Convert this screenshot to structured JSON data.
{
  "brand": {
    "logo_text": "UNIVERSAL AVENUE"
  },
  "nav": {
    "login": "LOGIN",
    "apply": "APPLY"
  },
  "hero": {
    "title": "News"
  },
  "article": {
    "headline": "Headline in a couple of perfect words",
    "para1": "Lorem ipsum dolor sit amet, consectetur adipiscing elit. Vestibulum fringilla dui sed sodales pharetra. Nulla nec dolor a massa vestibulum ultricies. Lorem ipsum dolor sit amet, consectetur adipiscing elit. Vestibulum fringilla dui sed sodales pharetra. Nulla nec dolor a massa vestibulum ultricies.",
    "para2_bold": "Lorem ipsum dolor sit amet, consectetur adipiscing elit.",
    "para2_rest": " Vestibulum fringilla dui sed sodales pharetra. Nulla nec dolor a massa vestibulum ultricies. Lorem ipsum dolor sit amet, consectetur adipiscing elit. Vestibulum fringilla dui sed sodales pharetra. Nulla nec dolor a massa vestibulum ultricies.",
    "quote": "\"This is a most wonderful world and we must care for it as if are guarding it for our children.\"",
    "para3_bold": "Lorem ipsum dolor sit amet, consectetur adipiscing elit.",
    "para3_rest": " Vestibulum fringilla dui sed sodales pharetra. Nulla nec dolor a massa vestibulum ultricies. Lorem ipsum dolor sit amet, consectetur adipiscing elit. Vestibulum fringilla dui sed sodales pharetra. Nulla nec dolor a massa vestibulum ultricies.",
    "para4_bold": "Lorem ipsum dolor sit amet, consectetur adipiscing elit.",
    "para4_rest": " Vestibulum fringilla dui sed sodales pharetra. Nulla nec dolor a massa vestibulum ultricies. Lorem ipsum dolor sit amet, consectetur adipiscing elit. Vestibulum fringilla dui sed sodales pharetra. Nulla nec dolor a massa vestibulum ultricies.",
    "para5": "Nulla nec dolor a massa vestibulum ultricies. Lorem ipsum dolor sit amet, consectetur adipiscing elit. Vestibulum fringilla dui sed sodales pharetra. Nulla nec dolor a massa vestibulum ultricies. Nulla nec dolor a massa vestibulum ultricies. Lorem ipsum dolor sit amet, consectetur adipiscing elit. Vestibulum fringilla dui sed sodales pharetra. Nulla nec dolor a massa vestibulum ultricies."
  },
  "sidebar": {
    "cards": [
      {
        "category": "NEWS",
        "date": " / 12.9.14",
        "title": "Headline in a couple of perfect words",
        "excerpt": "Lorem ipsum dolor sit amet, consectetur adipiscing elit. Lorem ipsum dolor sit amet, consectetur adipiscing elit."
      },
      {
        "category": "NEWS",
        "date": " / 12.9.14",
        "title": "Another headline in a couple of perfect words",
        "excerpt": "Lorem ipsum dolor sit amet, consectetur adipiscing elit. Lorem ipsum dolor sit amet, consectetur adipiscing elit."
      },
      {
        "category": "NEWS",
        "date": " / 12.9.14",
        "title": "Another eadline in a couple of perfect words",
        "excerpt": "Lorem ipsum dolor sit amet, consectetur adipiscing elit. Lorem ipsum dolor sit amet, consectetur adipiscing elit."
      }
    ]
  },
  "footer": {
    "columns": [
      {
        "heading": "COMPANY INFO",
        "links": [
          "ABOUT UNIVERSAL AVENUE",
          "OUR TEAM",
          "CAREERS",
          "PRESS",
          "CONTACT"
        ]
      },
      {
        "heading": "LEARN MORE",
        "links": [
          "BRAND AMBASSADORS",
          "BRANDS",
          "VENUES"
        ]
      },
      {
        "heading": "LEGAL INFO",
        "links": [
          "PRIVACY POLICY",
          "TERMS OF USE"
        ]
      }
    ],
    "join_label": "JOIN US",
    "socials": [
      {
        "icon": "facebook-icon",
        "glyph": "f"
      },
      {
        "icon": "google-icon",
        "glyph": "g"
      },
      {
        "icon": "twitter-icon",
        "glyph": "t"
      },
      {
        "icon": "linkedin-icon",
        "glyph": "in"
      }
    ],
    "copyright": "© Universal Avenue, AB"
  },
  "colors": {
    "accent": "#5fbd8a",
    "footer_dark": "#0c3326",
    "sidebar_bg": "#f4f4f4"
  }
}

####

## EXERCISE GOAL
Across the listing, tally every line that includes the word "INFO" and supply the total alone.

## RESPONSE TO THIS TASK
2